◆ **DESCRIPTION OF THE TASK**
Leave out the pictures and output the data verbatim.

╭─ DATA

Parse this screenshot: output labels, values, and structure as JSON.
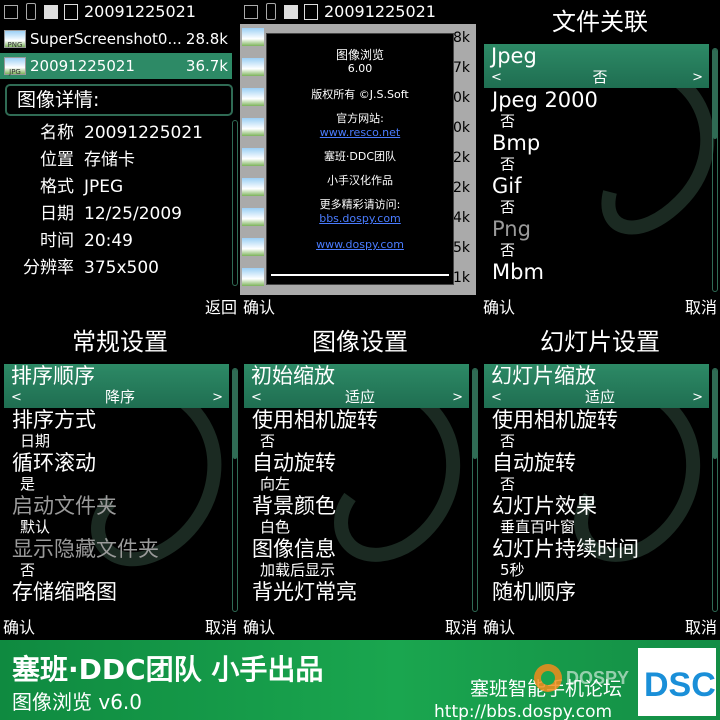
{
  "file_browser": {
    "status_filename": "20091225021",
    "files": [
      {
        "name": "SuperScreenshot0...",
        "size": "28.8k",
        "selected": false
      },
      {
        "name": "20091225021",
        "size": "36.7k",
        "selected": true
      }
    ],
    "details_title": "图像详情:",
    "details": [
      {
        "label": "名称",
        "value": "20091225021"
      },
      {
        "label": "位置",
        "value": "存储卡"
      },
      {
        "label": "格式",
        "value": "JPEG"
      },
      {
        "label": "日期",
        "value": "12/25/2009"
      },
      {
        "label": "时间",
        "value": "20:49"
      },
      {
        "label": "分辨率",
        "value": "375x500"
      }
    ],
    "softkey_right": "返回"
  },
  "about_panel": {
    "status_filename": "20091225021",
    "bg_sizes": [
      "8k",
      "7k",
      "0k",
      "0k",
      "2k",
      "2k",
      "4k",
      "5k",
      "1k"
    ],
    "lines": {
      "title": "图像浏览",
      "version": "6.00",
      "copyright": "版权所有 ©J.S.Soft",
      "site_label": "官方网站:",
      "site_url": "www.resco.net",
      "team": "塞班·DDC团队",
      "translator": "小手汉化作品",
      "more_label": "更多精彩请访问:",
      "forum_url": "bbs.dospy.com",
      "dospy_url": "www.dospy.com"
    },
    "softkey_left": "确认"
  },
  "file_assoc": {
    "title": "文件关联",
    "items": [
      {
        "label": "Jpeg",
        "value": "否",
        "selected": true
      },
      {
        "label": "Jpeg 2000",
        "value": "否"
      },
      {
        "label": "Bmp",
        "value": "否"
      },
      {
        "label": "Gif",
        "value": "否"
      },
      {
        "label": "Png",
        "value": "否",
        "dim": true
      },
      {
        "label": "Mbm",
        "value": ""
      }
    ],
    "softkey_left": "确认",
    "softkey_right": "取消"
  },
  "general": {
    "title": "常规设置",
    "items": [
      {
        "label": "排序顺序",
        "value": "降序",
        "selected": true
      },
      {
        "label": "排序方式",
        "value": "日期"
      },
      {
        "label": "循环滚动",
        "value": "是"
      },
      {
        "label": "启动文件夹",
        "value": "默认",
        "dim": true
      },
      {
        "label": "显示隐藏文件夹",
        "value": "否",
        "dim": true
      },
      {
        "label": "存储缩略图",
        "value": ""
      }
    ],
    "softkey_left": "确认",
    "softkey_right": "取消"
  },
  "image": {
    "title": "图像设置",
    "items": [
      {
        "label": "初始缩放",
        "value": "适应",
        "selected": true
      },
      {
        "label": "使用相机旋转",
        "value": "否"
      },
      {
        "label": "自动旋转",
        "value": "向左"
      },
      {
        "label": "背景颜色",
        "value": "白色"
      },
      {
        "label": "图像信息",
        "value": "加载后显示"
      },
      {
        "label": "背光灯常亮",
        "value": ""
      }
    ],
    "softkey_left": "确认",
    "softkey_right": "取消"
  },
  "slideshow": {
    "title": "幻灯片设置",
    "items": [
      {
        "label": "幻灯片缩放",
        "value": "适应",
        "selected": true
      },
      {
        "label": "使用相机旋转",
        "value": "否"
      },
      {
        "label": "自动旋转",
        "value": "否"
      },
      {
        "label": "幻灯片效果",
        "value": "垂直百叶窗"
      },
      {
        "label": "幻灯片持续时间",
        "value": "5秒"
      },
      {
        "label": "随机顺序",
        "value": ""
      }
    ],
    "softkey_left": "确认",
    "softkey_right": "取消"
  },
  "banner": {
    "title": "塞班·DDC团队 小手出品",
    "subtitle": "图像浏览 v6.0",
    "forum_name": "塞班智能手机论坛",
    "url": "http://bbs.dospy.com",
    "logo_text": "DOSPY",
    "logo2_text": "DSC"
  },
  "colors": {
    "accent": "#2d8a66",
    "banner_green": "#1aa64f",
    "link": "#4a7cff"
  }
}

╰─

◆ **REPLY**
Parse this screenshot: output labels, values, and structure as JSON.
{
  "file_browser": {
    "status_filename": "20091225021",
    "files": [
      {
        "name": "SuperScreenshot0...",
        "size": "28.8k",
        "selected": false
      },
      {
        "name": "20091225021",
        "size": "36.7k",
        "selected": true
      }
    ],
    "details_title": "图像详情:",
    "details": [
      {
        "label": "名称",
        "value": "20091225021"
      },
      {
        "label": "位置",
        "value": "存储卡"
      },
      {
        "label": "格式",
        "value": "JPEG"
      },
      {
        "label": "日期",
        "value": "12/25/2009"
      },
      {
        "label": "时间",
        "value": "20:49"
      },
      {
        "label": "分辨率",
        "value": "375x500"
      }
    ],
    "softkey_right": "返回"
  },
  "about_panel": {
    "status_filename": "20091225021",
    "bg_sizes": [
      "8k",
      "7k",
      "0k",
      "0k",
      "2k",
      "2k",
      "4k",
      "5k",
      "1k"
    ],
    "lines": {
      "title": "图像浏览",
      "version": "6.00",
      "copyright": "版权所有 ©J.S.Soft",
      "site_label": "官方网站:",
      "site_url": "www.resco.net",
      "team": "塞班·DDC团队",
      "translator": "小手汉化作品",
      "more_label": "更多精彩请访问:",
      "forum_url": "bbs.dospy.com",
      "dospy_url": "www.dospy.com"
    },
    "softkey_left": "确认"
  },
  "file_assoc": {
    "title": "文件关联",
    "items": [
      {
        "label": "Jpeg",
        "value": "否",
        "selected": true
      },
      {
        "label": "Jpeg 2000",
        "value": "否"
      },
      {
        "label": "Bmp",
        "value": "否"
      },
      {
        "label": "Gif",
        "value": "否"
      },
      {
        "label": "Png",
        "value": "否",
        "dim": true
      },
      {
        "label": "Mbm",
        "value": ""
      }
    ],
    "softkey_left": "确认",
    "softkey_right": "取消"
  },
  "general": {
    "title": "常规设置",
    "items": [
      {
        "label": "排序顺序",
        "value": "降序",
        "selected": true
      },
      {
        "label": "排序方式",
        "value": "日期"
      },
      {
        "label": "循环滚动",
        "value": "是"
      },
      {
        "label": "启动文件夹",
        "value": "默认",
        "dim": true
      },
      {
        "label": "显示隐藏文件夹",
        "value": "否",
        "dim": true
      },
      {
        "label": "存储缩略图",
        "value": ""
      }
    ],
    "softkey_left": "确认",
    "softkey_right": "取消"
  },
  "image": {
    "title": "图像设置",
    "items": [
      {
        "label": "初始缩放",
        "value": "适应",
        "selected": true
      },
      {
        "label": "使用相机旋转",
        "value": "否"
      },
      {
        "label": "自动旋转",
        "value": "向左"
      },
      {
        "label": "背景颜色",
        "value": "白色"
      },
      {
        "label": "图像信息",
        "value": "加载后显示"
      },
      {
        "label": "背光灯常亮",
        "value": ""
      }
    ],
    "softkey_left": "确认",
    "softkey_right": "取消"
  },
  "slideshow": {
    "title": "幻灯片设置",
    "items": [
      {
        "label": "幻灯片缩放",
        "value": "适应",
        "selected": true
      },
      {
        "label": "使用相机旋转",
        "value": "否"
      },
      {
        "label": "自动旋转",
        "value": "否"
      },
      {
        "label": "幻灯片效果",
        "value": "垂直百叶窗"
      },
      {
        "label": "幻灯片持续时间",
        "value": "5秒"
      },
      {
        "label": "随机顺序",
        "value": ""
      }
    ],
    "softkey_left": "确认",
    "softkey_right": "取消"
  },
  "banner": {
    "title": "塞班·DDC团队 小手出品",
    "subtitle": "图像浏览 v6.0",
    "forum_name": "塞班智能手机论坛",
    "url": "http://bbs.dospy.com",
    "logo_text": "DOSPY",
    "logo2_text": "DSC"
  },
  "colors": {
    "accent": "#2d8a66",
    "banner_green": "#1aa64f",
    "link": "#4a7cff"
  }
}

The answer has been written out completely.